Macmillan of Canada

Macmillan of Canada was a Canadian publishing house.[1]

Macmillan of Canada
Parent companyMacmillan Publishers (1905-1973)
Maclean-Hunter (1973-1980)
Gage Publishing (1980-1998)
CDG Books (1998-2002)
SuccessorJohn Wiley & Sons Canada
Country of originCanada
Publication typesBooks

The company was founded in 1905 as the Canadian arm of the English publisher Macmillan. At that time it was known as the "Macmillan Company of Canada Ltd." In the course of its existence the name changed to "Macmillan of Canada" and "Macmillan Canada".

Macmillan of Canada was sold to Maclean-Hunter in 1973, who, some seven years later, sold it to Gage Publishing.[1] The company was most influential in the 1970s and 1980s under editor and publisher Douglas Gibson, who brought many of Canada's most prominent and influential writers of the era to the company;[1] however, his departure for McClelland & Stewart in 1986 greatly weakened the company's fiction division as the majority of its writers followed Gibson to the competing company.[1]

In 1998 Macmillan Canada, as it was then known, became an imprint of CDG Books, which was formed as a joint venture of Gage and US publisher Hungry Minds. CDG was purchased in 2002 by John Wiley & Sons, who had acquired Hungry Minds the year before. At this time Macmillan Canada ceased to exist either as an imprint or a publishing house.[2]

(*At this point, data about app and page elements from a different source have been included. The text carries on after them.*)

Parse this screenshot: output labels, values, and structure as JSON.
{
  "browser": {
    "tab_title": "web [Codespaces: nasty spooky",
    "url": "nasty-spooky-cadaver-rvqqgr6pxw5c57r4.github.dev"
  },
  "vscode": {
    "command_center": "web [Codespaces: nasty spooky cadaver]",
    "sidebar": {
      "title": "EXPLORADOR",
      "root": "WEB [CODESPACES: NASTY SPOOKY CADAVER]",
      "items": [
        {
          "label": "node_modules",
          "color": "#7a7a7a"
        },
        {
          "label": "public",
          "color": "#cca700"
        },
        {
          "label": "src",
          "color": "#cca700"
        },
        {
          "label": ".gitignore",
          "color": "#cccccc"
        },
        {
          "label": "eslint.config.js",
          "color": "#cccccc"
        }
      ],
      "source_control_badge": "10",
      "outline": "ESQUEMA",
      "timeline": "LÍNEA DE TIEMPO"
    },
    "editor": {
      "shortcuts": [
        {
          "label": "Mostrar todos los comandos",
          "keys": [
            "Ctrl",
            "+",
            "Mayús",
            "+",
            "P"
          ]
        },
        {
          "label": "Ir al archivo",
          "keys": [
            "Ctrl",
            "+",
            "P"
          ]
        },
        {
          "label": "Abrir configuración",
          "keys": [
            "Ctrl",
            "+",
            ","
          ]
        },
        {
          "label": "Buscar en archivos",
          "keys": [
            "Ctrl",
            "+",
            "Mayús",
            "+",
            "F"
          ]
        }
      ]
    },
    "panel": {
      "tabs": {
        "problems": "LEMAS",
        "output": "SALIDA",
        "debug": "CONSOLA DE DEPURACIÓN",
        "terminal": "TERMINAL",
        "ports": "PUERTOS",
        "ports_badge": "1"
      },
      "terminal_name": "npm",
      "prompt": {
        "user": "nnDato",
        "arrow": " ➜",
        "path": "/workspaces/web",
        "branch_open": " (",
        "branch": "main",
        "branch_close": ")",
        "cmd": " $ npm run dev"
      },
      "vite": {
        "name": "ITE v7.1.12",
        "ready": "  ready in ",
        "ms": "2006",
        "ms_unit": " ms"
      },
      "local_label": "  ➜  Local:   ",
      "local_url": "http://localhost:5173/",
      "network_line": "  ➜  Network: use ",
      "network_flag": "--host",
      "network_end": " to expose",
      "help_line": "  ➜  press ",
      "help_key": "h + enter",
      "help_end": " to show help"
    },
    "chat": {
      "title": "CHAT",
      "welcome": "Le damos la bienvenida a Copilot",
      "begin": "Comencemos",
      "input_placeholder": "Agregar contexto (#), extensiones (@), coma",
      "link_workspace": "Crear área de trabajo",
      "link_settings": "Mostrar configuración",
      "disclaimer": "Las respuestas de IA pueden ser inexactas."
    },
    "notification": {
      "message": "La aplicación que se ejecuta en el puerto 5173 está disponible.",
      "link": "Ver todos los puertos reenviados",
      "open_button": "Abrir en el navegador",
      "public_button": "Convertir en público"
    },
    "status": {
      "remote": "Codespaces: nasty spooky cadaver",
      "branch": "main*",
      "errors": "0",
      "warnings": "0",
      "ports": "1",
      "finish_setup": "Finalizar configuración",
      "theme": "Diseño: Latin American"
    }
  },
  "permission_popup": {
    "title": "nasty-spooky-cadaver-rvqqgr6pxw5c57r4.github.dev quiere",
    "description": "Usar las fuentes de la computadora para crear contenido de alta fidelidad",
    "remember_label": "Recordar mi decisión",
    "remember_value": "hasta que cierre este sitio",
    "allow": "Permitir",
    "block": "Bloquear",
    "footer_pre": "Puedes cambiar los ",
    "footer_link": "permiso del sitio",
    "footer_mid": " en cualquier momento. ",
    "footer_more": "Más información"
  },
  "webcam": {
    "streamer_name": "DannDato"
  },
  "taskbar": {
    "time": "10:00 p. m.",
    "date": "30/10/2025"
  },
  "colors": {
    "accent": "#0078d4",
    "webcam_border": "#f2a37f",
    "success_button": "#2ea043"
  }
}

Noted authorsEdit

Over its nearly 100 years of existence Macmillan's published authors such as:

Former presidents of Macmillan of Canada included Hugh Eayrs, John M. Gray, Hugh Kane, George W. Gilmour, and J. William Baker


  1. ^ a b c d Panofsky, Ruth (2012). The Literary Legacy of the Macmillan Company of Canada: Making Books and Mapping Culture. Toronto: University of Toronto Press. ISBN 9780802098771.
  2. ^ "CDG sells off book list". Retrieved 2019-01-01.

External linksEdit